It began a few years ago with a Sunday school study about living a generous life. Mike and I felt a strong draw to give more of our lives away to God. But there weren't many resources in our lives we weren't already investing in ourselves, so this longing of our heart went unmet. The urgent cares of daily living piled on top, and it was soon buried alive.
Last year we took the Dave Ramsey course Financial Peace, which resurrected those unmet desires and challenged us anew: get out of debt, scale back what you spend on yourselves, and put God to the test.
We were already tithing, and Mike was already traveling to Guatemala three to four times each year for five years now. We weren't sure exactly what it was God was moving us toward or what it would look like.
We decided to make some sacrifices to accomplish the goals of debt retirement and stemming the selfish spending. What got cut was the time and money we were investing in homeschooling. We put our kids back in public school and I went searching for a full-time job. As committed as we were (and still are in so many ways) to homeschooling, we knew this was the next step in the direction God was leading us.
When I felt the earth moving beneath my feet, I so wanted a crutch to steady me. I was scared of all this change. Even now I feel ungrounded. David Platt's book, Radical, with divine timing, steadied me.
Mike is taking a small team of six to meet at least three others from another state. They will install a water filtration system to a primitive village in the rural mountains of northern Guatemala.
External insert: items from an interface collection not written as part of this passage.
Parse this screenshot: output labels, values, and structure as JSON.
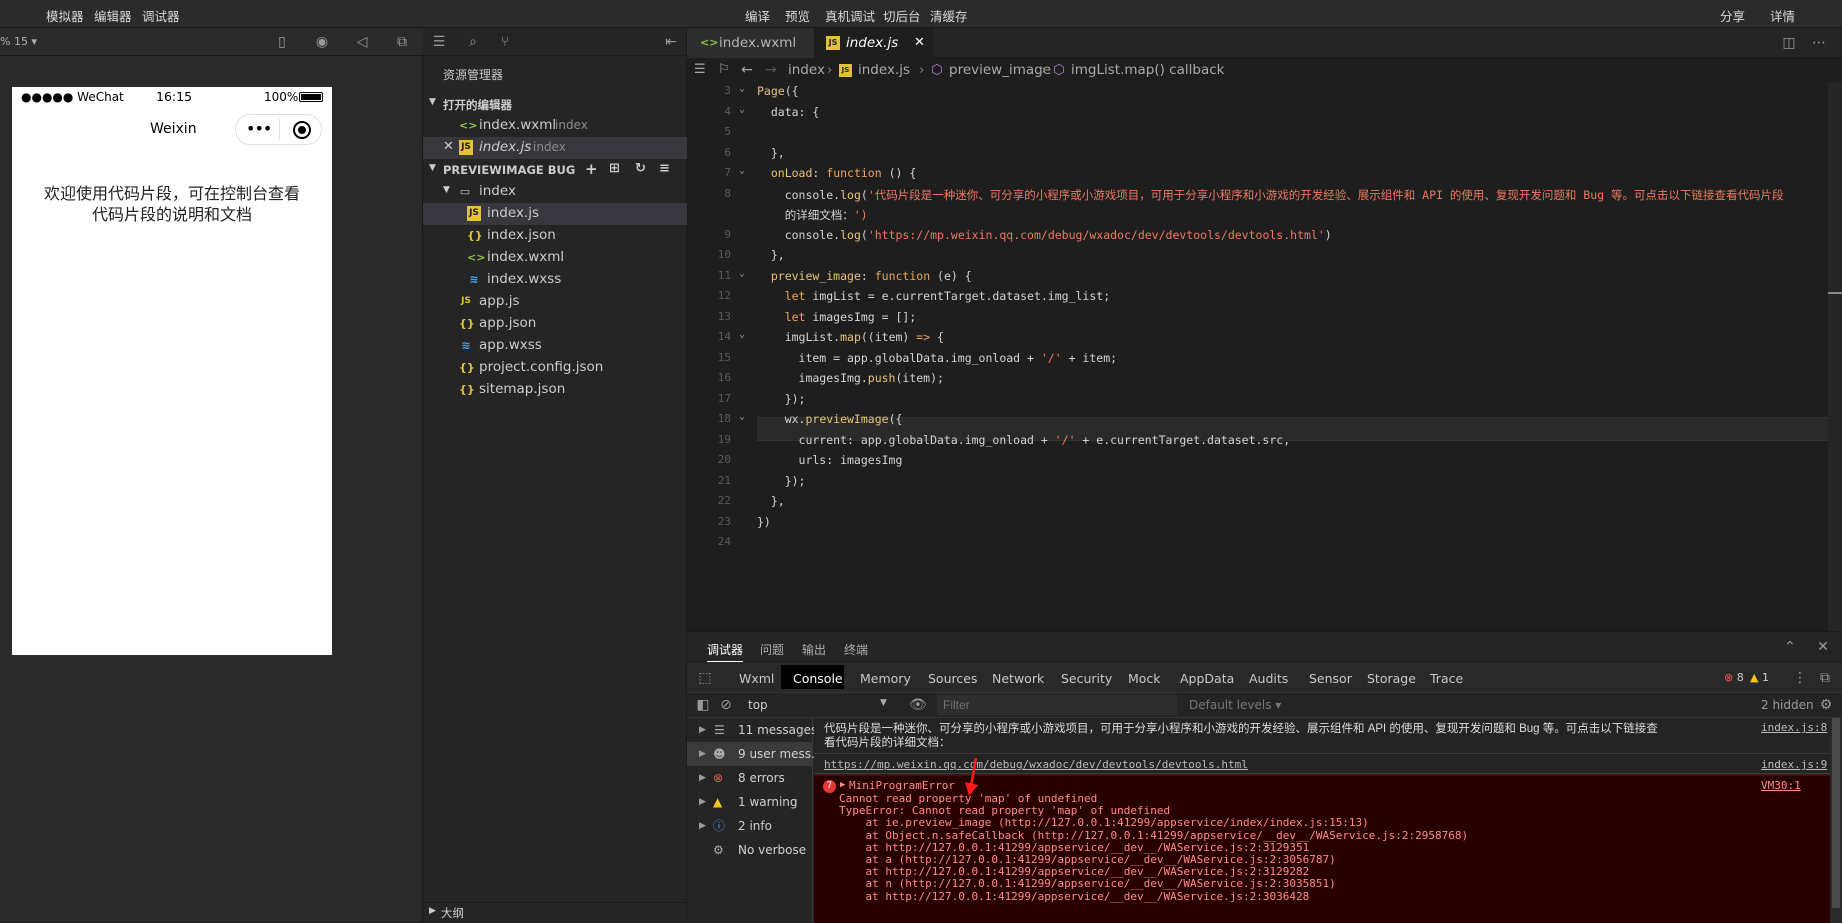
{
  "topbar": {
    "left_menu": [
      "模拟器",
      "编辑器",
      "调试器"
    ],
    "center_menu": [
      "编译",
      "预览",
      "真机调试",
      "切后台",
      "清缓存"
    ],
    "right_menu": [
      "分享",
      "详情"
    ]
  },
  "simulator": {
    "zoom": "% 15",
    "status": {
      "carrier": "●●●●● WeChat",
      "time": "16:15",
      "battery": "100%"
    },
    "nav_title": "Weixin",
    "content_text": "欢迎使用代码片段，可在控制台查看代码片段的说明和文档"
  },
  "explorer": {
    "title": "资源管理器",
    "open_editors_label": "打开的编辑器",
    "open_editors": [
      {
        "name": "index.wxml",
        "folder": "index"
      },
      {
        "name": "index.js",
        "folder": "index"
      }
    ],
    "project_label": "PREVIEWIMAGE BUG",
    "tree": [
      {
        "name": "index",
        "type": "folder"
      },
      {
        "name": "index.js",
        "type": "js"
      },
      {
        "name": "index.json",
        "type": "json"
      },
      {
        "name": "index.wxml",
        "type": "wxml"
      },
      {
        "name": "index.wxss",
        "type": "wxss"
      },
      {
        "name": "app.js",
        "type": "js"
      },
      {
        "name": "app.json",
        "type": "json"
      },
      {
        "name": "app.wxss",
        "type": "wxss"
      },
      {
        "name": "project.config.json",
        "type": "json"
      },
      {
        "name": "sitemap.json",
        "type": "json"
      }
    ],
    "outline_label": "大纲"
  },
  "editor": {
    "tabs": [
      {
        "label": "index.wxml"
      },
      {
        "label": "index.js"
      }
    ],
    "breadcrumb": [
      "index",
      "index.js",
      "preview_image",
      "imgList.map() callback"
    ],
    "lines": [
      {
        "n": "3",
        "text": "Page({"
      },
      {
        "n": "4",
        "text": "  data: {"
      },
      {
        "n": "5",
        "text": ""
      },
      {
        "n": "6",
        "text": "  },"
      },
      {
        "n": "7",
        "text": "  onLoad: function () {"
      },
      {
        "n": "8",
        "text": "    console.log('代码片段是一种迷你、可分享的小程序或小游戏项目，可用于分享小程序和小游戏的开发经验、展示组件和 API 的使用、复现开发问题和 Bug 等。可点击以下链接查看代码片段"
      },
      {
        "n": "",
        "text": "    的详细文档：')"
      },
      {
        "n": "9",
        "text": "    console.log('https://mp.weixin.qq.com/debug/wxadoc/dev/devtools/devtools.html')"
      },
      {
        "n": "10",
        "text": "  },"
      },
      {
        "n": "11",
        "text": "  preview_image: function (e) {"
      },
      {
        "n": "12",
        "text": "    let imgList = e.currentTarget.dataset.img_list;"
      },
      {
        "n": "13",
        "text": "    let imagesImg = [];"
      },
      {
        "n": "14",
        "text": "    imgList.map((item) => {"
      },
      {
        "n": "15",
        "text": "      item = app.globalData.img_onload + '/' + item;"
      },
      {
        "n": "16",
        "text": "      imagesImg.push(item);"
      },
      {
        "n": "17",
        "text": "    });"
      },
      {
        "n": "18",
        "text": "    wx.previewImage({"
      },
      {
        "n": "19",
        "text": "      current: app.globalData.img_onload + '/' + e.currentTarget.dataset.src,"
      },
      {
        "n": "20",
        "text": "      urls: imagesImg"
      },
      {
        "n": "21",
        "text": "    });"
      },
      {
        "n": "22",
        "text": "  },"
      },
      {
        "n": "23",
        "text": "})"
      },
      {
        "n": "24",
        "text": ""
      }
    ]
  },
  "panel": {
    "tabs": [
      "调试器",
      "问题",
      "输出",
      "终端"
    ],
    "devtools_tabs": [
      "Wxml",
      "Console",
      "Memory",
      "Sources",
      "Network",
      "Security",
      "Mock",
      "AppData",
      "Audits",
      "Sensor",
      "Storage",
      "Trace"
    ],
    "error_count": "8",
    "warning_count": "1",
    "context": "top",
    "filter_placeholder": "Filter",
    "levels": "Default levels ▾",
    "hidden": "2 hidden",
    "sidebar": [
      {
        "label": "11 messages"
      },
      {
        "label": "9 user mess..."
      },
      {
        "label": "8 errors"
      },
      {
        "label": "1 warning"
      },
      {
        "label": "2 info"
      },
      {
        "label": "No verbose"
      }
    ],
    "console_msg1_a": "代码片段是一种迷你、可分享的小程序或小游戏项目，可用于分享小程序和小游戏的开发经验、展示组件和 API 的使用、复现开发问题和 Bug 等。可点击以下链接查",
    "console_msg1_b": "看代码片段的详细文档：",
    "console_msg1_src": "index.js:8",
    "console_msg2": "https://mp.weixin.qq.com/debug/wxadoc/dev/devtools/devtools.html",
    "console_msg2_src": "index.js:9",
    "error_badge": "7",
    "error_title": "MiniProgramError",
    "error_src": "VM30:1",
    "error_lines": [
      "Cannot read property 'map' of undefined",
      "TypeError: Cannot read property 'map' of undefined",
      "    at ie.preview_image (http://127.0.0.1:41299/appservice/index/index.js:15:13)",
      "    at Object.n.safeCallback (http://127.0.0.1:41299/appservice/__dev__/WAService.js:2:2958768)",
      "    at http://127.0.0.1:41299/appservice/__dev__/WAService.js:2:3129351",
      "    at a (http://127.0.0.1:41299/appservice/__dev__/WAService.js:2:3056787)",
      "    at http://127.0.0.1:41299/appservice/__dev__/WAService.js:2:3129282",
      "    at n (http://127.0.0.1:41299/appservice/__dev__/WAService.js:2:3035851)",
      "    at http://127.0.0.1:41299/appservice/__dev__/WAService.js:2:3036428"
    ]
  }
}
They will also pour a concrete foundation to upgrade the dirt floor in the pastor's house.
And I smile at the poetry in that, too. God is stripping me of the unstable foundation of self and false security in the American dream, setting me adrift to take steps of faith that land on moving tectonic plates in His hands. He wants me to know only Him as my foundation. All this, while Mike goes to a third world region to pour a physically sure foundation for those who have only known Christ as the cornerstone under their dirt floor.
And somehow my heart knows we are stumbling in the right direction, and I am learning that He's the Rock that catches my unsteady footfalls. And I don't want to stumble anymore; I want to run sure. So we zip the suitcase that contains a week's worth of physical provisions and spiritual provision enough for a lifetime. He flies. And I run.
This post is a reflection on Freezeframing Life, a PhotoPlay challenge from Claire Burge at High Calling Blogs to capture life's landmark moments in still photography. You can see the reflections of others here.